> [EXERCISE REQUIREMENTS] Return all lines in the material below that contain "content".

=== Section Start ===

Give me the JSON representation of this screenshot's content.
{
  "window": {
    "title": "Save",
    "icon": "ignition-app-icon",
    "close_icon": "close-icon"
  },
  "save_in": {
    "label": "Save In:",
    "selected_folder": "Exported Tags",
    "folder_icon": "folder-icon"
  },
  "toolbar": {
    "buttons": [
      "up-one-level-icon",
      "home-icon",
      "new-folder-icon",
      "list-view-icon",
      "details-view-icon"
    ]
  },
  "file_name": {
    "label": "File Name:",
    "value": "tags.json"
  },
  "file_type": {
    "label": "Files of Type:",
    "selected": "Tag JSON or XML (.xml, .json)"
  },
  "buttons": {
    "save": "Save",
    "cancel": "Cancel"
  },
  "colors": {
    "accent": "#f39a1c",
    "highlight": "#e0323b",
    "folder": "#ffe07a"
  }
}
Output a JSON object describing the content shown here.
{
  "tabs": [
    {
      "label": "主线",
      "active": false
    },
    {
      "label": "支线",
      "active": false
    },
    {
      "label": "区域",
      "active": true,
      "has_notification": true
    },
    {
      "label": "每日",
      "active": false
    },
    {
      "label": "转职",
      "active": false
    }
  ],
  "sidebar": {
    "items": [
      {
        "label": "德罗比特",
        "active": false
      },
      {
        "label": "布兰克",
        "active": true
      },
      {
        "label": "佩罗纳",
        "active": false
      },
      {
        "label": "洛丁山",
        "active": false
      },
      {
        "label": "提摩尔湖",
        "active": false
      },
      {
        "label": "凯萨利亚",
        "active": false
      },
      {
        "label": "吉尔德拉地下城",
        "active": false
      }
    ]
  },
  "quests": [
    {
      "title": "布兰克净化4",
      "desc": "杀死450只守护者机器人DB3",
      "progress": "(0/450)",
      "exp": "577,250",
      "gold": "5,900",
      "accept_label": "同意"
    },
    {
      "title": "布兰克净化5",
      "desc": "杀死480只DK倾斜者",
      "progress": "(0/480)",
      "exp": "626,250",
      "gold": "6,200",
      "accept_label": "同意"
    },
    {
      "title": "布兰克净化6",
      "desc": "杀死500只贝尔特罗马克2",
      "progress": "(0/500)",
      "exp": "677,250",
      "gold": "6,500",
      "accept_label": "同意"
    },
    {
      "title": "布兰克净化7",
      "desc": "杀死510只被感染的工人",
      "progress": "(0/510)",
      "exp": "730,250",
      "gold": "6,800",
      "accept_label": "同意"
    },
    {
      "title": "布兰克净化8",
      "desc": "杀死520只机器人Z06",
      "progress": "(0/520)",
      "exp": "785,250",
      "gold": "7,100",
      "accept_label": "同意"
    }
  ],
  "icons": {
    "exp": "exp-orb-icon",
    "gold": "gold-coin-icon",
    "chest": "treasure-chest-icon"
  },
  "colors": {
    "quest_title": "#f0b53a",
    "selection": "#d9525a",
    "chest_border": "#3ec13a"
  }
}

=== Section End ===

> [OUTPUT]
Give me the JSON representation of this screenshot's content.
Output a JSON object describing the content shown here.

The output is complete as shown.